Children learn to identify coins and begin to use these to create small amounts. Through playing shops and other experiences, including visiting real shops, children learn the processes of buying, paying and giving change. They become more proficient at coin recognition and are able to say which coins are higher value and will buy more.
Pattern
Children create and recreate patterns. They use a wide variety of objects, images and actions or sounds. They become proficient at pattern recognition and are able to use their skills of identifying patterns in relation to their work in number.
Positive Relationships: what adults can do:  

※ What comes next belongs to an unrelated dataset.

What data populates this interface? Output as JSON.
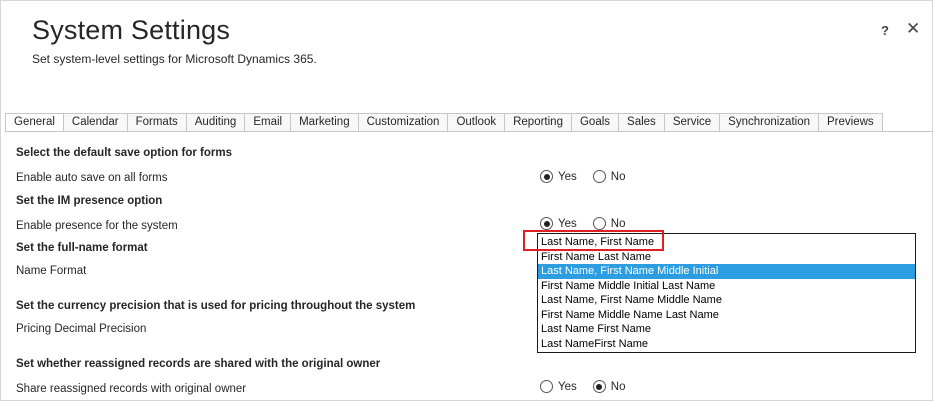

3040 months 
4060 months 
Demonstrate the language for shape, position and measures in discussions, e.g. ‘sphere’, ‘shape’, ‘box’, ‘in’, ‘on’, ‘inside’, ‘under’, ‘long’, ‘longer’, ‘longest’, ‘short’, ‘shorter’, ’shortest’, ‘heavy’, ‘light’, ‘full’ and ‘empty’.
Find out and use equivalent terms for these in home languages. Encourage children to talk about the shapes they see and use and how they are arranged and used in constructions. Value children’s constructions, e.g. helping to display them or taking photographs of them 
Ask ‘silly’ questions, e.g. show a tiny box and ask if there is a bicycle in it.
Play peekaboo, revealing shapes a little at a time and at different angles, asking children to say what they think the shape is, what else it could be or what it could not be. Be a robot and ask children to give you instructions to get somewhere. Let them be the robot and you instruct them. Introduce children to the use of mathematical names for ‘solid’ 3D shapes and ‘flat’ 2D shapes, and the mathematical terms to describe shapes. Encourage children to use everyday words to describe position, e.g. when following pathways or playing with outdoor apparatus.
Give children who are learning English as additional language